Psalm 51 - is this prosody or what?

Here is a picture of psalm 51 - colors muted - in the form of 4 stanzas English-Hebrew here, French-Hebrew here. If you are interested - count the versets, lines, strophes etc and see if I have followed John's general rule. I have to admit it is not that easy to juggle and occasionally I feel a bit arbitrary. The stanzas appear to have some conceptual coherence. [French courtesy of Les psaumes redécouverts (51-100) by Marc Girard, Bellarmin 1994]

Now to content - I have not marked enough of the Hebrew sound patterns though my coloring on the original is fantastical.
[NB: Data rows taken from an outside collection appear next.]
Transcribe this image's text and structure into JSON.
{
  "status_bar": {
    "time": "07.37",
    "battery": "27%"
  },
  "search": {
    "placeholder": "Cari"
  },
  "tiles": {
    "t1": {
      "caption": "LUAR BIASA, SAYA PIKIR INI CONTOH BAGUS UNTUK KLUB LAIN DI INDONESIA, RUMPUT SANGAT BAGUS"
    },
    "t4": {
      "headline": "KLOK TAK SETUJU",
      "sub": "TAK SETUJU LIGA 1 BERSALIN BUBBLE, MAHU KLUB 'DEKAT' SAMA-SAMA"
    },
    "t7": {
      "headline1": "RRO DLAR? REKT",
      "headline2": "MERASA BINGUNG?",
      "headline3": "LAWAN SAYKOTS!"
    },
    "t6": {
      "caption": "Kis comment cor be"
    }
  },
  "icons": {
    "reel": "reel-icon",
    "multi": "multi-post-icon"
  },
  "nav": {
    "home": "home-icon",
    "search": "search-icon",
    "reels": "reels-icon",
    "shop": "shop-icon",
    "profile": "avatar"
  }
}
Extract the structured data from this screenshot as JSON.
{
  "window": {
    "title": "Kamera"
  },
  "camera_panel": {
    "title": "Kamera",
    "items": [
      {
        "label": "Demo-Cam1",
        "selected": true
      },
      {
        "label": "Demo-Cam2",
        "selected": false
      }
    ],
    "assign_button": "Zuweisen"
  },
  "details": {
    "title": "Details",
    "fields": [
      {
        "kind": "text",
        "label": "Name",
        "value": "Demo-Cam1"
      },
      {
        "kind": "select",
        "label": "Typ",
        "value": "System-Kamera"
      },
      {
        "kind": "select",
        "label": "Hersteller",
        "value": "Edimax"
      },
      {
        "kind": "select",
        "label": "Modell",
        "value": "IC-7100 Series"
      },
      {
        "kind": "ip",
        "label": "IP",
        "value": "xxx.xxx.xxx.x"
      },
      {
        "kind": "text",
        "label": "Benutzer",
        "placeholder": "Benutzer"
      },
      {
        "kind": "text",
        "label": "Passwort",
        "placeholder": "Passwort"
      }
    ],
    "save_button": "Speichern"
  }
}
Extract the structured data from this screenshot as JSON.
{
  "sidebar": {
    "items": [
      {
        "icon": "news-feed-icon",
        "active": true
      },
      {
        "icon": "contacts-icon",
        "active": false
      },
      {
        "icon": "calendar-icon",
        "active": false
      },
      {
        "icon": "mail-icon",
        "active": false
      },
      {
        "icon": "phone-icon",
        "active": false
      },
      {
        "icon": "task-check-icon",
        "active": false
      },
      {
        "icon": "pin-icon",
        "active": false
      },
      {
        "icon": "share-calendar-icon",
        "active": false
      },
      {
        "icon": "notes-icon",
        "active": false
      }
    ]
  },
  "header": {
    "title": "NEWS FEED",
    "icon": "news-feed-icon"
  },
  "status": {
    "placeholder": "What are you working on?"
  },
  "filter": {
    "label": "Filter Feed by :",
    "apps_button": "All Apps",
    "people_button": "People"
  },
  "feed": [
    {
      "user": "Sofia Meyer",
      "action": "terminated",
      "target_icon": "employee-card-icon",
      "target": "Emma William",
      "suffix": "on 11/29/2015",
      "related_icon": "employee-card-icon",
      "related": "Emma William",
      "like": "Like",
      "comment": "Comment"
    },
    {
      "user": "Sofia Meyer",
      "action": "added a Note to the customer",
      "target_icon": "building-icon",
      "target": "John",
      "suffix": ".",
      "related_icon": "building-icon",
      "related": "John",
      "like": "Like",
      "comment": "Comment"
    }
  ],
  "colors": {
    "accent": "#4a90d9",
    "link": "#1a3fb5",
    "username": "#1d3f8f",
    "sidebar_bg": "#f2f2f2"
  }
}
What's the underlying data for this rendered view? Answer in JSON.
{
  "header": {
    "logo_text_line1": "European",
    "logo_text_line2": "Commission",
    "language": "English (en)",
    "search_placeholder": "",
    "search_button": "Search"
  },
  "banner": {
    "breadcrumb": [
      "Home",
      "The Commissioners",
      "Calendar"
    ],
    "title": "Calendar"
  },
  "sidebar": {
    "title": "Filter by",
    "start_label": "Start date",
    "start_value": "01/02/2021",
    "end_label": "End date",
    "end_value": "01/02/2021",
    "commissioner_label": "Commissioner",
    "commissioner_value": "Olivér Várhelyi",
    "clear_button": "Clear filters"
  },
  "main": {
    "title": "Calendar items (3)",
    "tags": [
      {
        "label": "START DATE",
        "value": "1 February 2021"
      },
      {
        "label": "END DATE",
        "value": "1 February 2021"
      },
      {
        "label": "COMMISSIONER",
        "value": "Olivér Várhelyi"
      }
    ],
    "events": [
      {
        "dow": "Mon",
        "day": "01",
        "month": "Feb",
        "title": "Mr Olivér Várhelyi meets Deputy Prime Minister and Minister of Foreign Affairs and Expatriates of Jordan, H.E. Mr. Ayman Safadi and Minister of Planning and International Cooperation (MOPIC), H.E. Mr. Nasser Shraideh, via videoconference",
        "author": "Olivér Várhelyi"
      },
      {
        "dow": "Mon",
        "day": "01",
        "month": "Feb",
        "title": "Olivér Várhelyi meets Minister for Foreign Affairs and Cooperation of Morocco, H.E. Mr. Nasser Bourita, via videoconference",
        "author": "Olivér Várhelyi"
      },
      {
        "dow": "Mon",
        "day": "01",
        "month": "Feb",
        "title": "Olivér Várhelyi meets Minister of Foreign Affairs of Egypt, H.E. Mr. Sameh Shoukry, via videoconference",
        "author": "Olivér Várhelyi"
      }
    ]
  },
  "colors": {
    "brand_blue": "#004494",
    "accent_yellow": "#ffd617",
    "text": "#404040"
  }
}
There are the obvious four words for sin, guilt, transgression, and evil where in translation we must find equivalent differences. Then there are less obvious verbal repetitions which even in my raw translation of 9 months ago I have used creative synonyms instead of the same word (but the colors are consistent). E.g. I translated מְחֵה as blot out and erase. I have sinned against this poem in so doing. It is part of a 4-word concentric form that should be maintained: in the English blot out - wash - purify - know - know - pure - wash - erase. That must have been deliberate.

The edge of this circle intersects with the last stanza through sacrificial imagery - offer-rejoice-crush (not symmetric). This in turn surrounds the poet's prayer for renewal - clean heart, new spirit, not to be abandoned.

There are then more subtle relations: like face, eyes, presence, in front of / make evident ... and hide / hidden wisdom, the crushed bones = contrite heart.

I know this psalm in my body and life better perhaps than any - but I cannot translate it yet. I know from John's post that neither Alter nor Kugel is satisfactory. I will try later - how much later I am not sure. I know that if the concentric structure I have already pointed out is to be preserved, then those words must not be used synonymously anywhere else in the circles. And verses 6-8 are the critical centre - what is it that they mean? That God is just and David agrees. That David recognizes his emptiness from his beginnings. That God will teach him yet - wisdom secretly.

1 comment:

John said...

In verses 12 and 19, I think the rhythm changes up to (2:2) (2:2). No wonder: these are "peaks" in the composition.

A response to your sense of arbitrariness in scanning AHP. I understand that. What would have been obvious to people then - the conventions of their native poetry - is not going to be obvious to us. We see through a glass darkly.